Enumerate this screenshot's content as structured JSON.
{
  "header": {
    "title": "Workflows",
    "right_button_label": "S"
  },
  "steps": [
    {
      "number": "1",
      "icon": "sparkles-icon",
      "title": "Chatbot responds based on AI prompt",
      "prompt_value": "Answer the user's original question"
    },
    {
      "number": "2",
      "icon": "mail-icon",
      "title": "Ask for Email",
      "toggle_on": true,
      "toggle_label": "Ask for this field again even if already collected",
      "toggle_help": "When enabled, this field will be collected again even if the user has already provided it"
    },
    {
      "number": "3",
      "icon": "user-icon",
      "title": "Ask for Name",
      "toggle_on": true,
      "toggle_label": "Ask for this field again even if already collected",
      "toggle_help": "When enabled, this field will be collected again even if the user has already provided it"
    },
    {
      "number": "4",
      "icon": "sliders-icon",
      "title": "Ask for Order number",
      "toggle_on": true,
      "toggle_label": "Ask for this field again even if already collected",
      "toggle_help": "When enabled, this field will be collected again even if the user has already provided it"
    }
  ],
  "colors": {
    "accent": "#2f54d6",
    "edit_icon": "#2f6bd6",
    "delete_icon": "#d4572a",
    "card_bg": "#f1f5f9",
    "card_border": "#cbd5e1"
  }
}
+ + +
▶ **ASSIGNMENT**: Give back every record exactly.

▶ **REPLY**:
Enumerate this screenshot's content as structured JSON.
{
  "header": {
    "title": "Workflows",
    "right_button_label": "S"
  },
  "steps": [
    {
      "number": "1",
      "icon": "sparkles-icon",
      "title": "Chatbot responds based on AI prompt",
      "prompt_value": "Answer the user's original question"
    },
    {
      "number": "2",
      "icon": "mail-icon",
      "title": "Ask for Email",
      "toggle_on": true,
      "toggle_label": "Ask for this field again even if already collected",
      "toggle_help": "When enabled, this field will be collected again even if the user has already provided it"
    },
    {
      "number": "3",
      "icon": "user-icon",
      "title": "Ask for Name",
      "toggle_on": true,
      "toggle_label": "Ask for this field again even if already collected",
      "toggle_help": "When enabled, this field will be collected again even if the user has already provided it"
    },
    {
      "number": "4",
      "icon": "sliders-icon",
      "title": "Ask for Order number",
      "toggle_on": true,
      "toggle_label": "Ask for this field again even if already collected",
      "toggle_help": "When enabled, this field will be collected again even if the user has already provided it"
    }
  ],
  "colors": {
    "accent": "#2f54d6",
    "edit_icon": "#2f6bd6",
    "delete_icon": "#d4572a",
    "card_bg": "#f1f5f9",
    "card_border": "#cbd5e1"
  }
}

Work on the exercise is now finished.